Just 180km from Perth are Western Australia’s last informal shack communities.
There are up to 350 of these simple structures in two separate communities at Wedge and Grey, constructed over many decades from recycled and upcycled materials.
The shacks are owned by a diverse group of individuals scattered across Perth and regional areas. In some cases, generations of the same family have regularly travelled to their second home to enjoy the relaxed lifestyle and strong sense of community amongst fellow ‘shackies’.
The community operates under an agreement with the Department of Parks and Wildlife, but the future of communities is uncertain and during eight years in power the former Liberal Government made little progress or commitment to resolving this issue.
The Associations representing the shack owners want to preserve Wedge and Grey long-term and gradually turn them into unique tourism destinations where visitors can come and share the outdoors lifestyle and environment. In this way the communities will ultimately make a unique contribution to the regional economy and WA’s tourism offering.
With the WA election looming, the Wedge Island Protection Association and Grey Conservation and Community Association approached Clarity to develop a strategy to convey their messages during the campaign, grow their supporter base, and encourage people to make their views known to politicians.

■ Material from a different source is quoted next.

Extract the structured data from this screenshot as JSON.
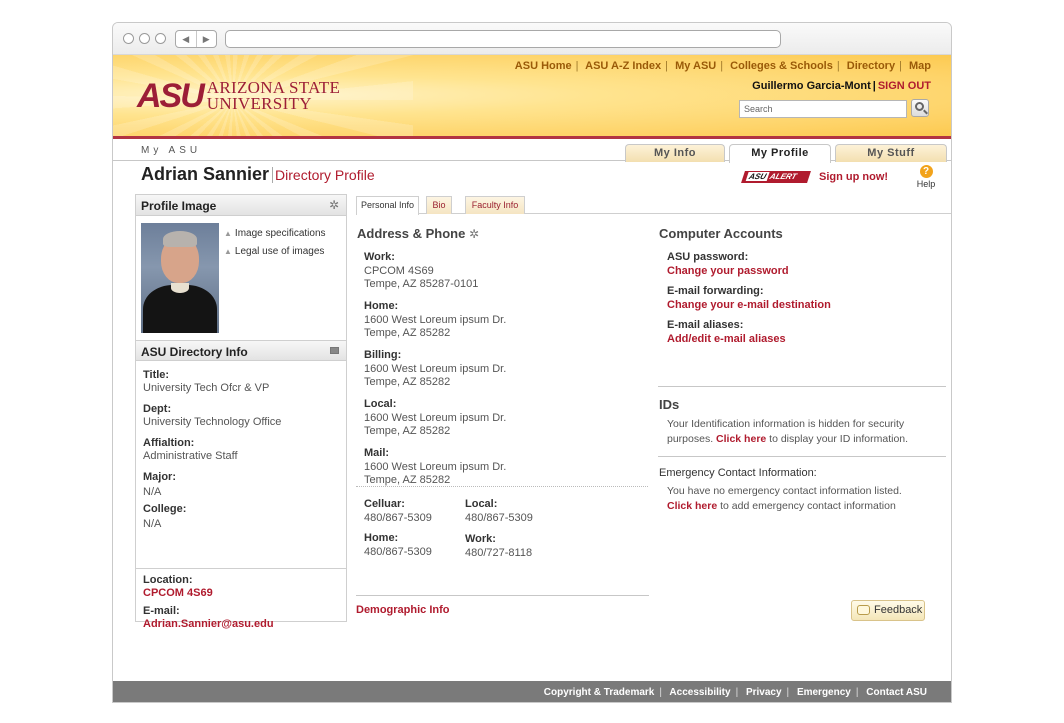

The goal was to establish the position of all political parties in the WA election about preserving Wedge and Grey so that supporters could then decide which way to vote in the election.
In the whirlwind of an upcoming election, gaining traction and attention for the Wedge and Grey cause was never going to be simple.
While protecting the community and 70 years of history was of utmost importance to the shack owners, for the average West Australian (many of whom who had little to no knowledge of its existence) the cause didn’t top their agenda.
We needed to educate and show politicians from all parties that this was an issue they needed to take notice of. We needed to demonstrate that Wedge and Grey mattered to a lot of people.
Our first step was to utilise Facebook to bring together existing Wedge and Grey supporters to encourage their engagement.
Facebook’s instant and accessible communication was ideal for giving them a platform to discuss their concerns, show their support and share why the cause was important to them.
The next step was to use Facebook to reach more people who might be interested in the issue and encourage them to join the online group. By creating engaging content, identifying and targeting various audiences, and using social advertising, we were able to increase the online community more than 10-fold in just two months, which then enabled us to reach a substantial proportion of the WA community.
Individuals in the group were then encouraged to approach their local Member of Parliament and other local candidates to establish their position on Wedge and Grey.
These responses were shared on Facebook, generating more conversation and more contact with politicians to clearly establish their position or that of their parties.
By election day, all parties and candidates, except for the Liberals, had demonstrated, or committed, their support for preserving Wedge and Grey. This information was promoted to the Facebook community and online to voters in key electorates across WA to help inform their vote in the election.
Growing the Facebook community was a key KPI for the campaign and Clarity grew the page grew from 600 to nearly 8,000 likes in approximately two months. Posts on the page were regularly generating hundreds of comment and shares.
The reach from the Facebook page and activities was 194,624 while social advertising was used to promote the position of political parties on Wedge and Grey to over 118,000 voters in key electorates, particularly in the northern Perth metropolitan region.
The end result is the new government and minor parties are publicly committed to resolving the future of Wedge and Grey once and for all.